The mainstream Western media has long forgotten Iran as a major factor of political change in the Middle East. They only remember Iran during the elections or if something nasty happens. They used to be more interested in Iranian internal issues when they were hoping that out of the entire reformist movement, something big would happen, but now it seems as if Iran has lost its importance, except for the nuclear issues. But part of the reason for this has been our own selves.
The sad reality is that Iranian intellectuals and writers figures have never been actively involved in shaping debates--or at least participating in them.
Aside from a few, mostly right-wing-backed columnists such as Amir Taheri have been writing op-ed pieces for major western newspapers.
There are numerous educated Iranians, especially from the younger generation, who are qualified and capable enough to raise important issues about Iran by writing articles, stories and opinion columns in the Western media. But it seems they suffer from two things: lack of confidence, and lack of journalistic connections.
I believe it's time to overcome these two barriers, especially while we have overcome the huge and strong barrier of language, which, in my opinion, has been the biggest cause of the problem for the last decades. Therefore we only need to find the confidence and the network we require to be able to shape important debates on Iranian issues.

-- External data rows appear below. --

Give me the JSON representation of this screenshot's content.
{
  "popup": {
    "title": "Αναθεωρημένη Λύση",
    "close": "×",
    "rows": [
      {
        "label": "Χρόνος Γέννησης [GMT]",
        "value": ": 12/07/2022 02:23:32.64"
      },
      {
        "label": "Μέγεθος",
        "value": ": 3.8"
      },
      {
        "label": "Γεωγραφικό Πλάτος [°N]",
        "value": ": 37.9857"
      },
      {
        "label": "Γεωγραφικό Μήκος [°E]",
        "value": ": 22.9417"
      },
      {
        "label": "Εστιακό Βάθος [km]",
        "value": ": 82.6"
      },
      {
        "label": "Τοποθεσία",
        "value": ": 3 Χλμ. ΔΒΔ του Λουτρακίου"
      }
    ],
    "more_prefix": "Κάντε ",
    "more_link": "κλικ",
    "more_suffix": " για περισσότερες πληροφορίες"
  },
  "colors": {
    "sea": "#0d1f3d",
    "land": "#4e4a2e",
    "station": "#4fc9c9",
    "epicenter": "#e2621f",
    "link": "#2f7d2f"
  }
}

The solution to both of these, I believe, lies within a favorite term of the recent years in Internet-savvy community: Peer-to-Peer networking.
All of us have different contacts in various publications in North America and in Europe. If we share them all with each other and create a network of these shared contacts, we would absolutely be able to produce a couple of insightful columns with fresh viewpoints every week in various newspapers and magazines. And if we can only keep it going for a while, it would not only help us gain the necessary confidence, but also grab the attention of the media even without much networking. Then, after a couple of years of hard work, it will be Western editors who desparately need Iranian columnists to write for them, not Iranians.
Free Thoughts on Iran could be a great starting point for such a network. We can share our journalistic and academic contacts and begin to frequently send our writings to them. They surely can't ignore the quality pieces that Free Thoughts on Iran members and editors systematically produce. We can start from the local newspapers and magazines, and once we get enough credit, we can start pitching bigger and more famous publications.
Medi Yahyanejad, one of the founders of Free Thoughts, had previously written about this problem and I think this could be a good move to actually try to find a solution.
It's time for educated Iranian men and women to start shaping the public opinions of Western people and politicians by creating debates themselves, and not leaving it to not-necessarily knowledgeable Western journalists. The big heads in the Western press might resist it for a while, but not very long. Aren't we now strong enough not to be ignored?